Sometimes you may need to access HDD, memory or applications in binary mode. This is where hex editors come in handy, as exemplified by HxD. This program is free and frequently updated, supports popular formats, is good for searching and offers a user-friendly UI. There are other well-executed features, such as the ability to remotely erase (zerofill) files. There is also a portable version for easy storage on a flash drive.
This hex editor has a long history, but it is still supported by its devs. It comes in free and paid versions (the latter is $20 without updates or $200 with lifelong updates). The Norton Commander-like interface might scare off a younger crowd, but it is easy to get used to. What is especially great about HIEW, is that you can work in “keyboard-only” mode by controlling all its functions via hotkeys.
A useful program for malware analysis. Prestudio automatically scans files samples with VirusTotal, offers an interesting view of the analyzed application’s import table functions, shows the application’s viral markers, used libraries and PE file header info.
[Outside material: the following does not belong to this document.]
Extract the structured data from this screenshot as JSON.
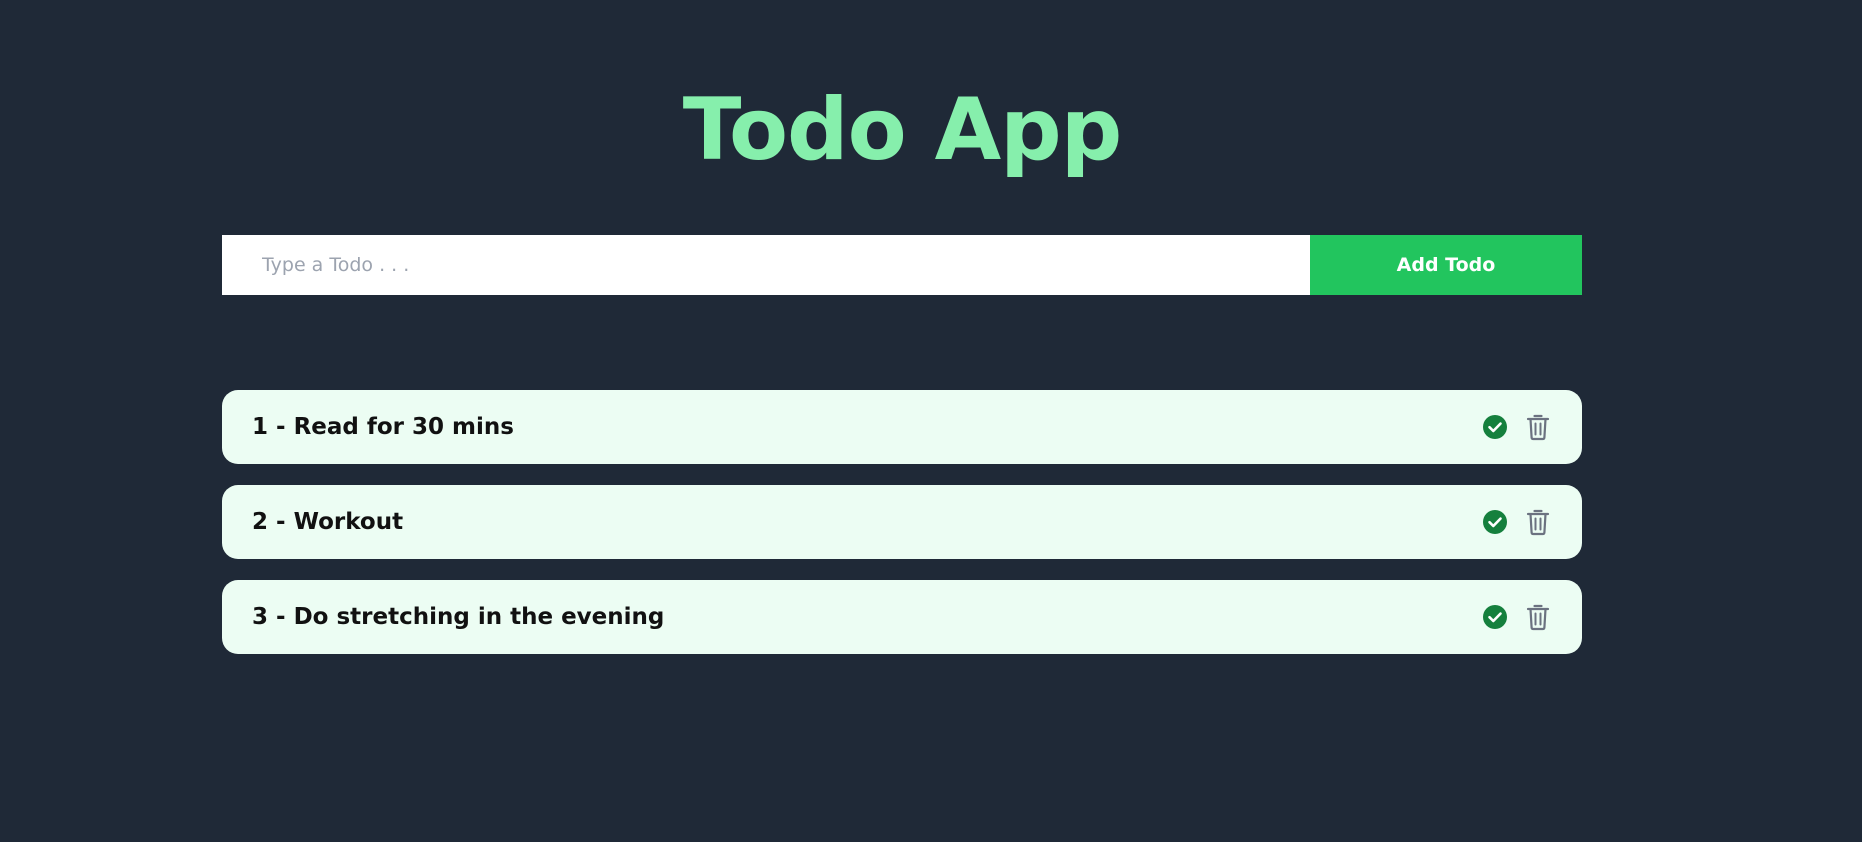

It also enables you to work with resources. In other words, this is a versatile antivirus tool for initial sample analysis.
The PE-bear page in the developer’s blog.
Another interesting viewer/editor of PE and PE+ files comes with a packer/protector identifier and shows info on file headers, resources and sections. If you want to, you can view sections in hex mode and disassemble them into regular assembler mnemonics.
PE-bear has a user-friendly UI and file-comparing utility. The program’s only downside, despite its open source code, are its rare updates. So, if you find a bug, you can fix it yourself.
This program emulates working with a network. When studying malware samples, you often need to see all their Internet activities: monitor DNS and HTTP queries, sniff traffic and identify IP addresses of the controlling servers (for example, if you are dealing with a ransomware bot). Your VM should of course be offline, but if the virus detects it, it won’t do all the things that it usually does.
Fakenet-NG is fully supported with frequent updates, so this utility can be used in the latest operating sytems.
It would be hard to perform reverse engineering without programs from Sysinternals that monitor how applications access the filesystem and processes. ProcessExplorer shows all processes in a hierarchical tree view, so you can easily see their spawning order. You can also see which dynamic libraries they use, as well as their priority, digital signatures, processor usage and much more.
A handy utility for monitoring registry changes. RegShot takes snapshots of the registry before and after you do some system or software changes.
A small program for monitoring an application’s network activity. You can see which ports it accesses (both local and remote), together with protocols, process identifiers and transmitted packet counters. Overall, this is one of the most useful tools for any hacker!
A popular program for editing resources, including manifests, icons, text dialog lines, cursor info and much more. You won’t need this functionality very often, but when you do, this is a suitable tool to have.
We have covered the main utilities used for most reverse engineering tasks. I think this should be enough for a beginner. Your own list will grow as you progress.
Many reverse engineers end up writing their own targeted programs, plugins and scripts. You won’t be able to find tools for every task that will make your life easier. If you know similar software or want to share links to other useful tools, please do so in the comments!
One Response to “Software for cracking software. Selecting tools for reverse engineering”
definitely all the most usefull programs for beginners and professionals.